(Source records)
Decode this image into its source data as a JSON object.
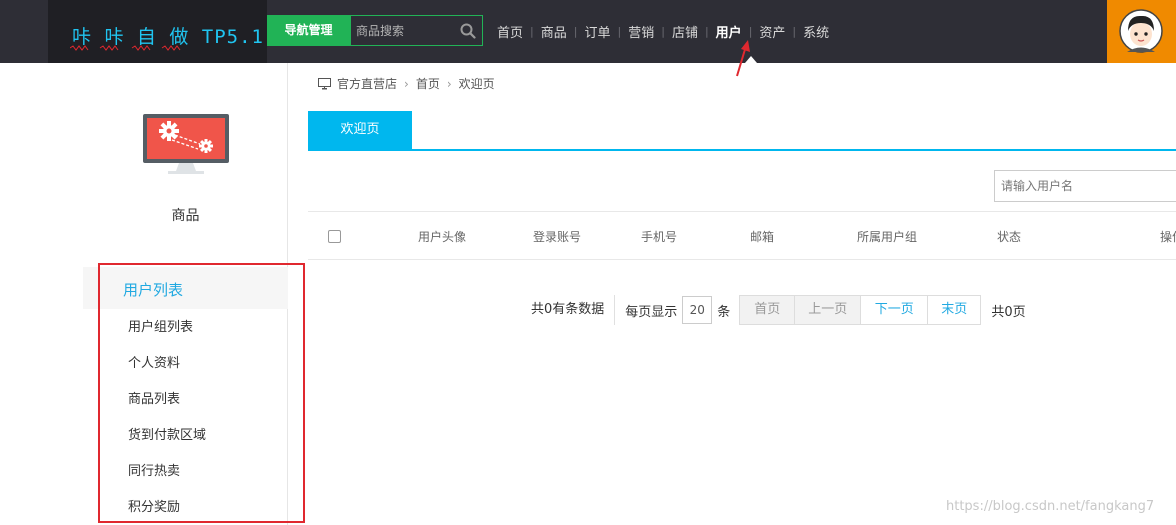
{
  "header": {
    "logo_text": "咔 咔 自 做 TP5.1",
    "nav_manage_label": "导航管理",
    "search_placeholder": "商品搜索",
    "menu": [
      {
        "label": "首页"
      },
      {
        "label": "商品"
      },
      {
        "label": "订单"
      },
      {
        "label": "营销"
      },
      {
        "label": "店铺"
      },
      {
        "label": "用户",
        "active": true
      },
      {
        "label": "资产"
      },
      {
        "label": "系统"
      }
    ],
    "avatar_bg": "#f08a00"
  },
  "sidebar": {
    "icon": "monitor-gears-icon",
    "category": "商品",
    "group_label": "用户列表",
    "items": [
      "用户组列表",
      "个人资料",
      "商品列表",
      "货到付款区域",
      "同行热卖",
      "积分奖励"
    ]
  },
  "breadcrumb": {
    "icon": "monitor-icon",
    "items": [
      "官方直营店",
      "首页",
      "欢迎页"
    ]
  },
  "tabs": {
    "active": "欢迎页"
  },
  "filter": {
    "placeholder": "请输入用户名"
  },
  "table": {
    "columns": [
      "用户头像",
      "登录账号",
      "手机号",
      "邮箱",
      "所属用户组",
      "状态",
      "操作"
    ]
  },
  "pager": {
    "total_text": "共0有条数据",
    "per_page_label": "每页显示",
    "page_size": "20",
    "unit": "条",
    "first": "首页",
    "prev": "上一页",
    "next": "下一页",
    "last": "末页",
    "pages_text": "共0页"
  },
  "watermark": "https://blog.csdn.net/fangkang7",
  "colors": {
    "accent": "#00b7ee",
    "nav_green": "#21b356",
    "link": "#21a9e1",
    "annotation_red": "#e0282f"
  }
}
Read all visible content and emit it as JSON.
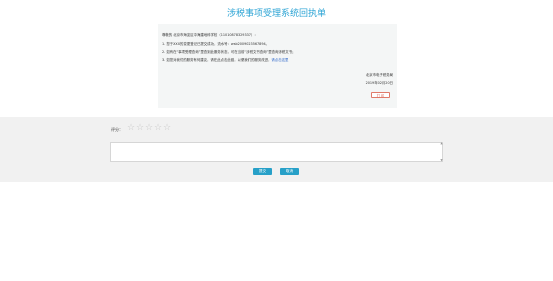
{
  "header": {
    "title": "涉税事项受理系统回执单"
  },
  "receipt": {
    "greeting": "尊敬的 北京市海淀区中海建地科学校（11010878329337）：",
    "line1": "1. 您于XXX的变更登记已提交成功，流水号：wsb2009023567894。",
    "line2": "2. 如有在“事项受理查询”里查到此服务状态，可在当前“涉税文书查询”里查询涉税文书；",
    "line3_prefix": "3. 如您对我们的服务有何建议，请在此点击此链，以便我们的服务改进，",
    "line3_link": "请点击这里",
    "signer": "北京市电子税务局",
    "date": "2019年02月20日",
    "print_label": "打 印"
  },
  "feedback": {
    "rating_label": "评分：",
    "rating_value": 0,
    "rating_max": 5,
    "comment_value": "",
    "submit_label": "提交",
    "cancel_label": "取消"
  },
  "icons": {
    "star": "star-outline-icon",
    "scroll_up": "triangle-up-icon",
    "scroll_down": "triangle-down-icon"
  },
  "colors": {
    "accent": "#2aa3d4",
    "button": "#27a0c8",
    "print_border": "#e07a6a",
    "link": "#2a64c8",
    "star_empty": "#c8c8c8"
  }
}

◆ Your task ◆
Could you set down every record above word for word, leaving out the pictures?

◆ Answer below ◆
Decode this image into its source data as a JSON object.
{
  "header": {
    "logo_text": "咔 咔 自 做 TP5.1",
    "nav_manage_label": "导航管理",
    "search_placeholder": "商品搜索",
    "menu": [
      {
        "label": "首页"
      },
      {
        "label": "商品"
      },
      {
        "label": "订单"
      },
      {
        "label": "营销"
      },
      {
        "label": "店铺"
      },
      {
        "label": "用户",
        "active": true
      },
      {
        "label": "资产"
      },
      {
        "label": "系统"
      }
    ],
    "avatar_bg": "#f08a00"
  },
  "sidebar": {
    "icon": "monitor-gears-icon",
    "category": "商品",
    "group_label": "用户列表",
    "items": [
      "用户组列表",
      "个人资料",
      "商品列表",
      "货到付款区域",
      "同行热卖",
      "积分奖励"
    ]
  },
  "breadcrumb": {
    "icon": "monitor-icon",
    "items": [
      "官方直营店",
      "首页",
      "欢迎页"
    ]
  },
  "tabs": {
    "active": "欢迎页"
  },
  "filter": {
    "placeholder": "请输入用户名"
  },
  "table": {
    "columns": [
      "用户头像",
      "登录账号",
      "手机号",
      "邮箱",
      "所属用户组",
      "状态",
      "操作"
    ]
  },
  "pager": {
    "total_text": "共0有条数据",
    "per_page_label": "每页显示",
    "page_size": "20",
    "unit": "条",
    "first": "首页",
    "prev": "上一页",
    "next": "下一页",
    "last": "末页",
    "pages_text": "共0页"
  },
  "watermark": "https://blog.csdn.net/fangkang7",
  "colors": {
    "accent": "#00b7ee",
    "nav_green": "#21b356",
    "link": "#21a9e1",
    "annotation_red": "#e0282f"
  }
}
Read all visible content and emit it as JSON.
{
  "header": {
    "title": "涉税事项受理系统回执单"
  },
  "receipt": {
    "greeting": "尊敬的 北京市海淀区中海建地科学校（11010878329337）：",
    "line1": "1. 您于XXX的变更登记已提交成功，流水号：wsb2009023567894。",
    "line2": "2. 如有在“事项受理查询”里查到此服务状态，可在当前“涉税文书查询”里查询涉税文书；",
    "line3_prefix": "3. 如您对我们的服务有何建议，请在此点击此链，以便我们的服务改进，",
    "line3_link": "请点击这里",
    "signer": "北京市电子税务局",
    "date": "2019年02月20日",
    "print_label": "打 印"
  },
  "feedback": {
    "rating_label": "评分：",
    "rating_value": 0,
    "rating_max": 5,
    "comment_value": "",
    "submit_label": "提交",
    "cancel_label": "取消"
  },
  "icons": {
    "star": "star-outline-icon",
    "scroll_up": "triangle-up-icon",
    "scroll_down": "triangle-down-icon"
  },
  "colors": {
    "accent": "#2aa3d4",
    "button": "#27a0c8",
    "print_border": "#e07a6a",
    "link": "#2a64c8",
    "star_empty": "#c8c8c8"
  }
}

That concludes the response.